## About this task
Exact reproduction is required for all entries.
*** Opening Dataset content ***
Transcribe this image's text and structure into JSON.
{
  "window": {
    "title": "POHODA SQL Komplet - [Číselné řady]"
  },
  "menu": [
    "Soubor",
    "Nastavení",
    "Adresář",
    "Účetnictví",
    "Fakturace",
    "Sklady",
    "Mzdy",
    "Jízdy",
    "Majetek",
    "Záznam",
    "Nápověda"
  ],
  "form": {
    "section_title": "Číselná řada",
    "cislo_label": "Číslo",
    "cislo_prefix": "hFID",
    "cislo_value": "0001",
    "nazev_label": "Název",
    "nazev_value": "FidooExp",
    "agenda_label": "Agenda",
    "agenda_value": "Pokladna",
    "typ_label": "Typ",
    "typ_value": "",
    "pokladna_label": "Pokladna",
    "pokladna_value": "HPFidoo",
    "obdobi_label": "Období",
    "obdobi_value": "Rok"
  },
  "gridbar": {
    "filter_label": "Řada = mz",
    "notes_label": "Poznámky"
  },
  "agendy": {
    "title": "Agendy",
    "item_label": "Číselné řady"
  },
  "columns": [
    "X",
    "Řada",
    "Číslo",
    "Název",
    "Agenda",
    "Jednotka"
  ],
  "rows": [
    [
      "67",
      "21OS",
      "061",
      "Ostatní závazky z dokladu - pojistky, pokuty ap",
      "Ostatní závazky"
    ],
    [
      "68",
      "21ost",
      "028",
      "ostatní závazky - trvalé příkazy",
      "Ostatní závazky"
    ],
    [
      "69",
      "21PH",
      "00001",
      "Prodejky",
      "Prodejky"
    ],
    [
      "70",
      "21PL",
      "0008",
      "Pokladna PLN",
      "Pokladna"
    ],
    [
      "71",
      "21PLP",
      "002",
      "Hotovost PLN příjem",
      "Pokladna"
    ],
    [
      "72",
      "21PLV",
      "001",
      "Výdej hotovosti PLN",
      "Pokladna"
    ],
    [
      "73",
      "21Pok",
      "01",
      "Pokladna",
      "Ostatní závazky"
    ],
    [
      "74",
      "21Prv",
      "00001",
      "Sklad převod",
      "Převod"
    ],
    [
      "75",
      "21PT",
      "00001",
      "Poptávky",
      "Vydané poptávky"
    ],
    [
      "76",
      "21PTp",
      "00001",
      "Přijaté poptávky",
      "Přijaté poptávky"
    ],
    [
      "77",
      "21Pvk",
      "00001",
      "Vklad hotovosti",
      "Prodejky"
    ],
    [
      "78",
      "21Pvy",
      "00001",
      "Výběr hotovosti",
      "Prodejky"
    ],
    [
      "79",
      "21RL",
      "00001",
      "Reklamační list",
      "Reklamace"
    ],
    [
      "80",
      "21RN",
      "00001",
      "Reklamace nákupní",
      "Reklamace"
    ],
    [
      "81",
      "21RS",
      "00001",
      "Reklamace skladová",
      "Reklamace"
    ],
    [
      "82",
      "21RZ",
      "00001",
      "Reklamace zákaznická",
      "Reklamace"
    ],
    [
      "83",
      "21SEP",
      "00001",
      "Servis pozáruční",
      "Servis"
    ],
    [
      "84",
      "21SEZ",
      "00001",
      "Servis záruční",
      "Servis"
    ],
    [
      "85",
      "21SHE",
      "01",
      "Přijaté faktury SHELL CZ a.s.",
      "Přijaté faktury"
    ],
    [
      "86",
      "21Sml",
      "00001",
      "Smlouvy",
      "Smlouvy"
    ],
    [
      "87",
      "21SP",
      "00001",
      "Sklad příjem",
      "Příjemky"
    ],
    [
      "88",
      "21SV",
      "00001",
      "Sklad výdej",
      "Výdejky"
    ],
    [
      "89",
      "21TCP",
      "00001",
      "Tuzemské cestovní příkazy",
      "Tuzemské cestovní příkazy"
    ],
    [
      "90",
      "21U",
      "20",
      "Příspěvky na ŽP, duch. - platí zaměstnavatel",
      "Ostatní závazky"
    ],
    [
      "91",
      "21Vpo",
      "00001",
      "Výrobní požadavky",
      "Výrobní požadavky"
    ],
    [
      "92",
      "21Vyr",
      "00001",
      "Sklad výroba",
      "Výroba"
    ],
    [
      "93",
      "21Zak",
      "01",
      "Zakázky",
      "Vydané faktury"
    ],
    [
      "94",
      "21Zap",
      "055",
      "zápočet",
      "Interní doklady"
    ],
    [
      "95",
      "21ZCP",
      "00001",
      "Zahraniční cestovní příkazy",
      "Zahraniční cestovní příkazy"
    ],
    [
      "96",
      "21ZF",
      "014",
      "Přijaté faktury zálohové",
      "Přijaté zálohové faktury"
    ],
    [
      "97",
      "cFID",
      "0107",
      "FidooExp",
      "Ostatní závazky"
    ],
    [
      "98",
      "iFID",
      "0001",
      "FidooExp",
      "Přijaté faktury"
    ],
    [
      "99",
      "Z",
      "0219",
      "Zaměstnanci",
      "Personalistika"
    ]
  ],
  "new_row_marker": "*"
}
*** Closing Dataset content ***
## Result of the task
Transcribe this image's text and structure into JSON.
{
  "window": {
    "title": "POHODA SQL Komplet - [Číselné řady]"
  },
  "menu": [
    "Soubor",
    "Nastavení",
    "Adresář",
    "Účetnictví",
    "Fakturace",
    "Sklady",
    "Mzdy",
    "Jízdy",
    "Majetek",
    "Záznam",
    "Nápověda"
  ],
  "form": {
    "section_title": "Číselná řada",
    "cislo_label": "Číslo",
    "cislo_prefix": "hFID",
    "cislo_value": "0001",
    "nazev_label": "Název",
    "nazev_value": "FidooExp",
    "agenda_label": "Agenda",
    "agenda_value": "Pokladna",
    "typ_label": "Typ",
    "typ_value": "",
    "pokladna_label": "Pokladna",
    "pokladna_value": "HPFidoo",
    "obdobi_label": "Období",
    "obdobi_value": "Rok"
  },
  "gridbar": {
    "filter_label": "Řada = mz",
    "notes_label": "Poznámky"
  },
  "agendy": {
    "title": "Agendy",
    "item_label": "Číselné řady"
  },
  "columns": [
    "X",
    "Řada",
    "Číslo",
    "Název",
    "Agenda",
    "Jednotka"
  ],
  "rows": [
    [
      "67",
      "21OS",
      "061",
      "Ostatní závazky z dokladu - pojistky, pokuty ap",
      "Ostatní závazky"
    ],
    [
      "68",
      "21ost",
      "028",
      "ostatní závazky - trvalé příkazy",
      "Ostatní závazky"
    ],
    [
      "69",
      "21PH",
      "00001",
      "Prodejky",
      "Prodejky"
    ],
    [
      "70",
      "21PL",
      "0008",
      "Pokladna PLN",
      "Pokladna"
    ],
    [
      "71",
      "21PLP",
      "002",
      "Hotovost PLN příjem",
      "Pokladna"
    ],
    [
      "72",
      "21PLV",
      "001",
      "Výdej hotovosti PLN",
      "Pokladna"
    ],
    [
      "73",
      "21Pok",
      "01",
      "Pokladna",
      "Ostatní závazky"
    ],
    [
      "74",
      "21Prv",
      "00001",
      "Sklad převod",
      "Převod"
    ],
    [
      "75",
      "21PT",
      "00001",
      "Poptávky",
      "Vydané poptávky"
    ],
    [
      "76",
      "21PTp",
      "00001",
      "Přijaté poptávky",
      "Přijaté poptávky"
    ],
    [
      "77",
      "21Pvk",
      "00001",
      "Vklad hotovosti",
      "Prodejky"
    ],
    [
      "78",
      "21Pvy",
      "00001",
      "Výběr hotovosti",
      "Prodejky"
    ],
    [
      "79",
      "21RL",
      "00001",
      "Reklamační list",
      "Reklamace"
    ],
    [
      "80",
      "21RN",
      "00001",
      "Reklamace nákupní",
      "Reklamace"
    ],
    [
      "81",
      "21RS",
      "00001",
      "Reklamace skladová",
      "Reklamace"
    ],
    [
      "82",
      "21RZ",
      "00001",
      "Reklamace zákaznická",
      "Reklamace"
    ],
    [
      "83",
      "21SEP",
      "00001",
      "Servis pozáruční",
      "Servis"
    ],
    [
      "84",
      "21SEZ",
      "00001",
      "Servis záruční",
      "Servis"
    ],
    [
      "85",
      "21SHE",
      "01",
      "Přijaté faktury SHELL CZ a.s.",
      "Přijaté faktury"
    ],
    [
      "86",
      "21Sml",
      "00001",
      "Smlouvy",
      "Smlouvy"
    ],
    [
      "87",
      "21SP",
      "00001",
      "Sklad příjem",
      "Příjemky"
    ],
    [
      "88",
      "21SV",
      "00001",
      "Sklad výdej",
      "Výdejky"
    ],
    [
      "89",
      "21TCP",
      "00001",
      "Tuzemské cestovní příkazy",
      "Tuzemské cestovní příkazy"
    ],
    [
      "90",
      "21U",
      "20",
      "Příspěvky na ŽP, duch. - platí zaměstnavatel",
      "Ostatní závazky"
    ],
    [
      "91",
      "21Vpo",
      "00001",
      "Výrobní požadavky",
      "Výrobní požadavky"
    ],
    [
      "92",
      "21Vyr",
      "00001",
      "Sklad výroba",
      "Výroba"
    ],
    [
      "93",
      "21Zak",
      "01",
      "Zakázky",
      "Vydané faktury"
    ],
    [
      "94",
      "21Zap",
      "055",
      "zápočet",
      "Interní doklady"
    ],
    [
      "95",
      "21ZCP",
      "00001",
      "Zahraniční cestovní příkazy",
      "Zahraniční cestovní příkazy"
    ],
    [
      "96",
      "21ZF",
      "014",
      "Přijaté faktury zálohové",
      "Přijaté zálohové faktury"
    ],
    [
      "97",
      "cFID",
      "0107",
      "FidooExp",
      "Ostatní závazky"
    ],
    [
      "98",
      "iFID",
      "0001",
      "FidooExp",
      "Přijaté faktury"
    ],
    [
      "99",
      "Z",
      "0219",
      "Zaměstnanci",
      "Personalistika"
    ]
  ],
  "new_row_marker": "*"
}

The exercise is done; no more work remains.